Task statement
Match the string "fidelitysean" against each line below, and copy every line that matches.

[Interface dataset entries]
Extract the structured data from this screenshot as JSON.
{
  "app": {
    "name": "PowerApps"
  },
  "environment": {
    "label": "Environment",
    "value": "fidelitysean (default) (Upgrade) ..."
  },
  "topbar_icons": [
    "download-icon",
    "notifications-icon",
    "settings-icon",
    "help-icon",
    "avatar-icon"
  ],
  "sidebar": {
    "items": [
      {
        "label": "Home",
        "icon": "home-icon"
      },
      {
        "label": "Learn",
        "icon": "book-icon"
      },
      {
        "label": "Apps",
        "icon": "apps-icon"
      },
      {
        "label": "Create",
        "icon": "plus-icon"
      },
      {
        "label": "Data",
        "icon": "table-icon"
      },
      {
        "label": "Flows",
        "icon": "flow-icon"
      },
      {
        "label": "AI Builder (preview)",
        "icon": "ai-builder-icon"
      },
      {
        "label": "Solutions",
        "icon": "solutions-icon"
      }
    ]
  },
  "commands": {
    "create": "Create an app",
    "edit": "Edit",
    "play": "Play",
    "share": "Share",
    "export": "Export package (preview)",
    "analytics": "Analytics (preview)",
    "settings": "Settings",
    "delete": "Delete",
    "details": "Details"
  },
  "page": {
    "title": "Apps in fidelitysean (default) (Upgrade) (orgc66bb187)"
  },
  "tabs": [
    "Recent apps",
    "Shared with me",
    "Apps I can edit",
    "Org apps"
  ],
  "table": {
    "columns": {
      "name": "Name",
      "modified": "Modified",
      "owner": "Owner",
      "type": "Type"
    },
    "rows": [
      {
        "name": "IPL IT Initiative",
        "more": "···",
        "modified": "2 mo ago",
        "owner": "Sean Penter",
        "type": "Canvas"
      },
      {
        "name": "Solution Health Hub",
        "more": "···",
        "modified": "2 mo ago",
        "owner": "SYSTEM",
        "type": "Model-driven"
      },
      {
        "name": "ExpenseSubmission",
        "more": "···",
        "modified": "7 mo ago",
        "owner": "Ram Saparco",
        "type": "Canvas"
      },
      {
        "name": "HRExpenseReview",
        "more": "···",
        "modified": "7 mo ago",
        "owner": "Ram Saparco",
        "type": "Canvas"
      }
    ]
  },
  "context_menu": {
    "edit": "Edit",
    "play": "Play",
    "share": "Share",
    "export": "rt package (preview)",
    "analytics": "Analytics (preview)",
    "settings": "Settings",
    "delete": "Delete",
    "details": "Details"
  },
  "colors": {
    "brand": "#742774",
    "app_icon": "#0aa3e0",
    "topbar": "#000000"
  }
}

Answer for the task
    "value": "fidelitysean (default) (Upgrade) ..."
    "title": "Apps in fidelitysean (default) (Upgrade) (orgc66bb187)"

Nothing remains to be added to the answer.